After reading about the gift of the Martin Bridge to the town: "Marshfield Makes a Deal", in the Barre-Montpelier Times Argus, John Weaver contacted George Longenecker, Marshfield selectboard chairman.
Weaver, a Professional Engineer and Bridge-watch Coordinator for the Vermont Covered Bridge Society, volunteered to evaluate the bridge at no cost. The following report was sent to the Town of Marshfield Selectboard.
The overall conditions of the dry rubble masonry abutments and wings are poor. In particular, considerable (river) undermining and settlement of the northwest and southeast corners are evident. Individual stones indicate noticeable dislocation and large open gaps between stones appear in many places at both abutments.

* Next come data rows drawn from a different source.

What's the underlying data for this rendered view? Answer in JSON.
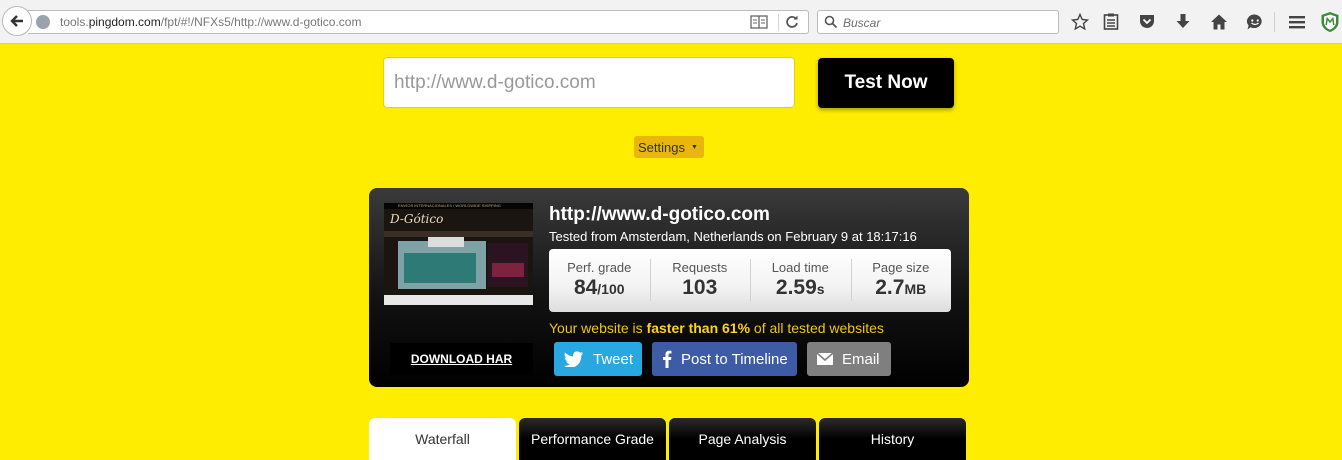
{
  "browser": {
    "url_prefix": "tools.",
    "url_host": "pingdom.com",
    "url_rest": "/fpt/#!/NFXs5/http://www.d-gotico.com",
    "search_placeholder": "Buscar"
  },
  "form": {
    "url_placeholder": "http://www.d-gotico.com",
    "test_button": "Test Now",
    "settings_label": "Settings"
  },
  "result": {
    "site_url": "http://www.d-gotico.com",
    "tested_from": "Tested from Amsterdam, Netherlands on February 9 at 18:17:16",
    "thumbnail": {
      "top_text": "ENVÍOS INTERNACIONALES / WORLDWIDE SHIPPING",
      "logo": "D-Gótico"
    },
    "stats": [
      {
        "label": "Perf. grade",
        "value": "84",
        "unit": "/100"
      },
      {
        "label": "Requests",
        "value": "103",
        "unit": ""
      },
      {
        "label": "Load time",
        "value": "2.59",
        "unit": "s"
      },
      {
        "label": "Page size",
        "value": "2.7",
        "unit": "MB"
      }
    ],
    "faster_prefix": "Your website is ",
    "faster_bold": "faster than 61%",
    "faster_suffix": " of all tested websites",
    "download_har": "DOWNLOAD HAR",
    "share": {
      "tweet": "Tweet",
      "facebook": "Post to Timeline",
      "email": "Email"
    }
  },
  "tabs": [
    {
      "label": "Waterfall",
      "active": true
    },
    {
      "label": "Performance Grade",
      "active": false
    },
    {
      "label": "Page Analysis",
      "active": false
    },
    {
      "label": "History",
      "active": false
    }
  ],
  "colors": {
    "page_background": "#ffed00",
    "settings_button": "#e8b60c",
    "twitter": "#27a8e0",
    "facebook": "#3e5ba6",
    "email": "#7f7f7f",
    "highlight_text": "#f0c60a"
  }
}
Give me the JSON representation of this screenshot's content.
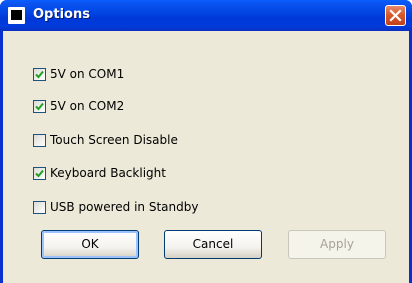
{
  "window": {
    "title": "Options",
    "icons": {
      "app": "window-icon",
      "close": "close-x-icon"
    }
  },
  "options": [
    {
      "label": "5V on COM1",
      "checked": true
    },
    {
      "label": "5V on COM2",
      "checked": true
    },
    {
      "label": "Touch Screen Disable",
      "checked": false
    },
    {
      "label": "Keyboard Backlight",
      "checked": true
    },
    {
      "label": "USB powered in Standby",
      "checked": false
    }
  ],
  "buttons": {
    "ok": "OK",
    "cancel": "Cancel",
    "apply": "Apply",
    "apply_enabled": false
  },
  "colors": {
    "titlebar": "#0042e0",
    "close": "#d95a2b",
    "dialog_bg": "#ece9d8",
    "checkmark": "#21a121"
  }
}
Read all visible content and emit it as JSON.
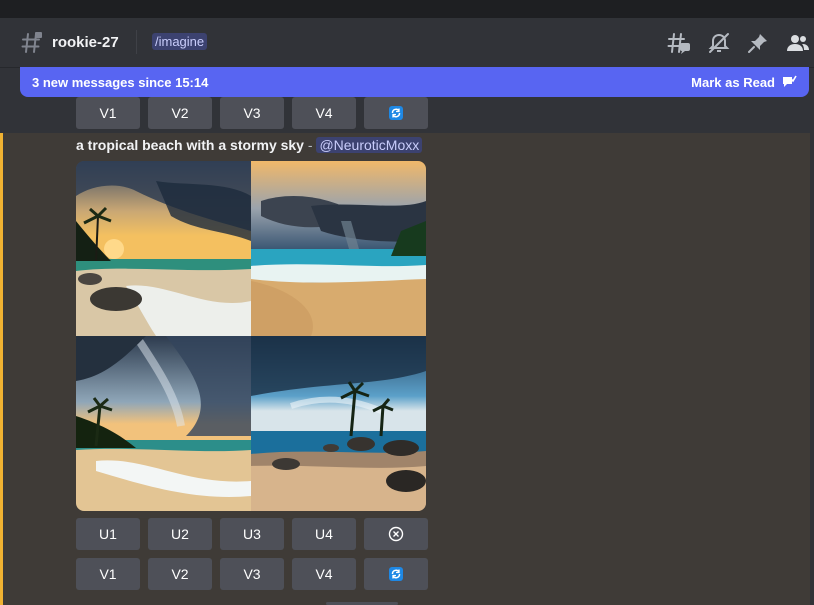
{
  "header": {
    "channel": "rookie-27",
    "topic": "/imagine"
  },
  "banner": {
    "text": "3 new messages since 15:14",
    "action": "Mark as Read"
  },
  "previous_message": {
    "variation_buttons": [
      "V1",
      "V2",
      "V3",
      "V4"
    ]
  },
  "message": {
    "prompt": "a tropical beach with a stormy sky",
    "separator": " - ",
    "mention": "@NeuroticMoxx",
    "upscale_buttons": [
      "U1",
      "U2",
      "U3",
      "U4"
    ],
    "variation_buttons": [
      "V1",
      "V2",
      "V3",
      "V4"
    ]
  },
  "icons": {
    "channel": "hash-icon",
    "threads": "threads-icon",
    "mute": "bell-slash-icon",
    "pin": "pin-icon",
    "members": "members-icon",
    "mark_read": "mark-read-icon",
    "reroll": "refresh-icon",
    "cancel": "cancel-icon"
  },
  "colors": {
    "banner": "#5865f2",
    "highlight_border": "#f0b232",
    "button": "#4e5058",
    "refresh": "#1e88e5"
  }
}
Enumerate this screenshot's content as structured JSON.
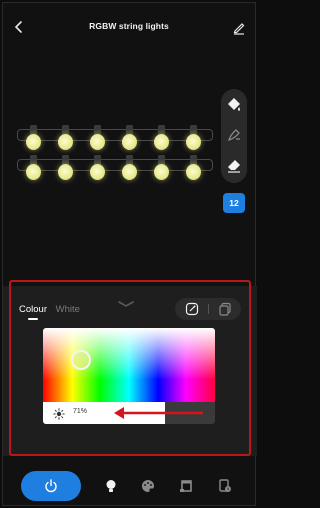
{
  "header": {
    "title": "RGBW string lights"
  },
  "tools": {
    "count_badge": "12"
  },
  "panel": {
    "tabs": [
      {
        "label": "Colour",
        "active": true
      },
      {
        "label": "White",
        "active": false
      }
    ],
    "brightness": {
      "label": "71%",
      "value_percent": 71
    }
  },
  "colors": {
    "accent": "#1f7fe0",
    "highlight": "#b8171c",
    "bulb_glow": "#e9eb90"
  },
  "icons": {
    "back": "chevron-left-icon",
    "edit": "pencil-icon",
    "paint_bucket": "paint-bucket-icon",
    "brush": "brush-icon",
    "eraser": "eraser-icon",
    "collapse": "chevron-down-icon",
    "mode_a": "edit-square-icon",
    "mode_b": "copy-icon",
    "sun": "sun-icon",
    "power": "power-icon",
    "bulb": "bulb-icon",
    "palette": "palette-icon",
    "music": "music-icon",
    "schedule": "schedule-icon"
  }
}
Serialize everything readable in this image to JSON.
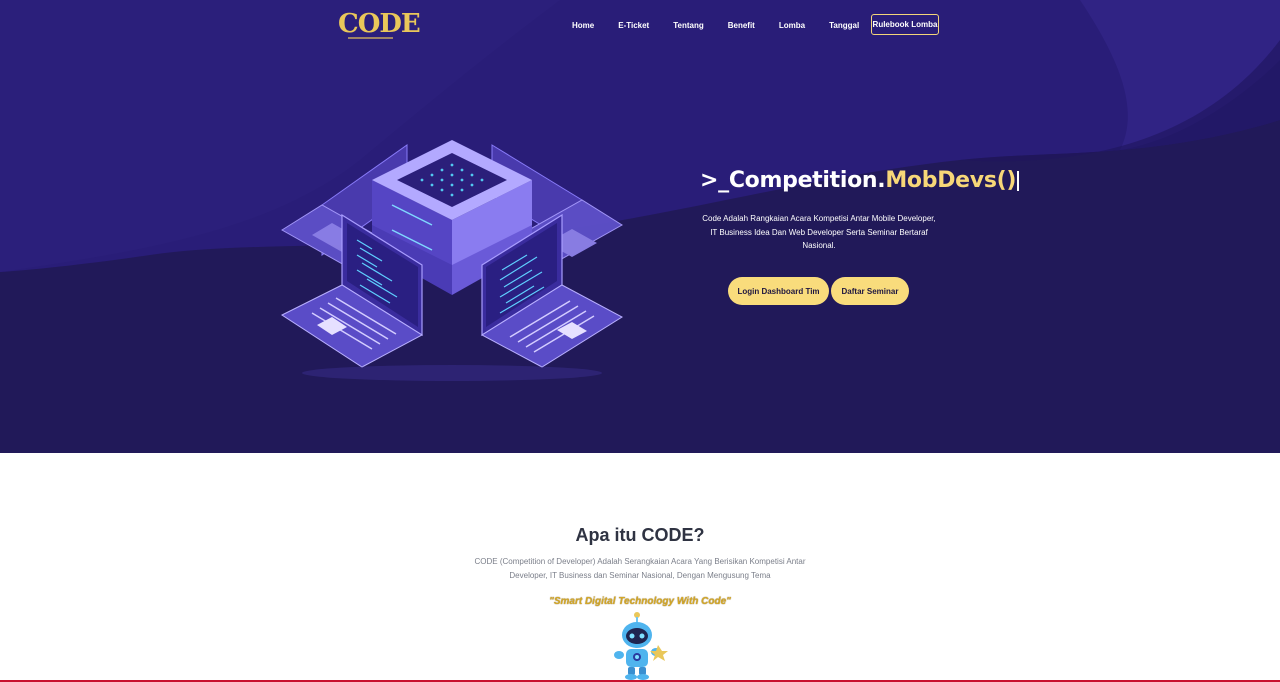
{
  "brand": {
    "logo_text": "CODE"
  },
  "nav": {
    "links": [
      "Home",
      "E-Ticket",
      "Tentang",
      "Benefit",
      "Lomba",
      "Tanggal"
    ],
    "cta": "Rulebook Lomba"
  },
  "hero": {
    "title_prefix": ">_Competition.",
    "title_accent": "MobDevs()",
    "description": "Code Adalah Rangkaian Acara Kompetisi Antar Mobile Developer, IT Business Idea Dan Web Developer Serta Seminar Bertaraf Nasional.",
    "buttons": {
      "login": "Login Dashboard Tim",
      "seminar": "Daftar Seminar"
    }
  },
  "about": {
    "title": "Apa itu CODE?",
    "description": "CODE (Competition of Developer) Adalah Serangkaian Acara Yang Berisikan Kompetisi Antar Developer, IT Business dan Seminar Nasional, Dengan Mengusung Tema",
    "tagline": "\"Smart Digital Technology With Code\""
  },
  "colors": {
    "hero_bg": "#241a5e",
    "accent_yellow": "#f9dc7c",
    "title_accent": "#f7d778"
  }
}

Overflow areas in adjacent fields seem to provide some channel flow relief during flood events.
The wood superstructure demonstrates some merits: The roof seems to be tight enough to keep most of the structure dry, also, it has ample overhang and pitch. The siding is in fair condition and provides venting at roof soffit locations. The superstructure shows some evidence of repairs and maintenance over the life of the bridge and still maintains a positive camber.
However the bottom chord indicates heavy areas of rot at the end diagonal joint locations and bearings. Due to this rot and settlements of abutment stones, the trusses have settled (distorted) and do not bear on the abutments in a satisfactory manner. The entire bridge is racking (very noticeably) toward the upstream side. Many truss joints are loose and distorted. The floor system is missing planks and the floor beams are spread very far apart. The queen posts seem to be connected to the bottom chords with metal straps - this was probably not the original design.
Judging from experience with Randall bridge in Lyndon, the cost of underpinning each abutment would be approximately $16,000. Rehabilitating the upper portions of each would probably cost the same, for a total abutment cost of $64,000. Repairing truss members, flooring, floor beams and aligning the wooden superstructure would probably cost approximately $25,000 - $30,000, for an overall total of approximately $94,000. It is recommended that all wood members on the inside of the bridge be treated with a surface application of fire retardant.
Per site visit the bridge appears to be salvable, that is, to rehabilitate it to some stable condition. However, even rehabilitated, the structure may have only somewhat limited load capacity beyond carrying its own dead load. Final use and load capacity would have to be determined by a professional engineer. For now, continued deterioration of the foundations will probably cause further distress in the wooden superstructure, leading to its eventual collapse.
John H. Weaver, VCBS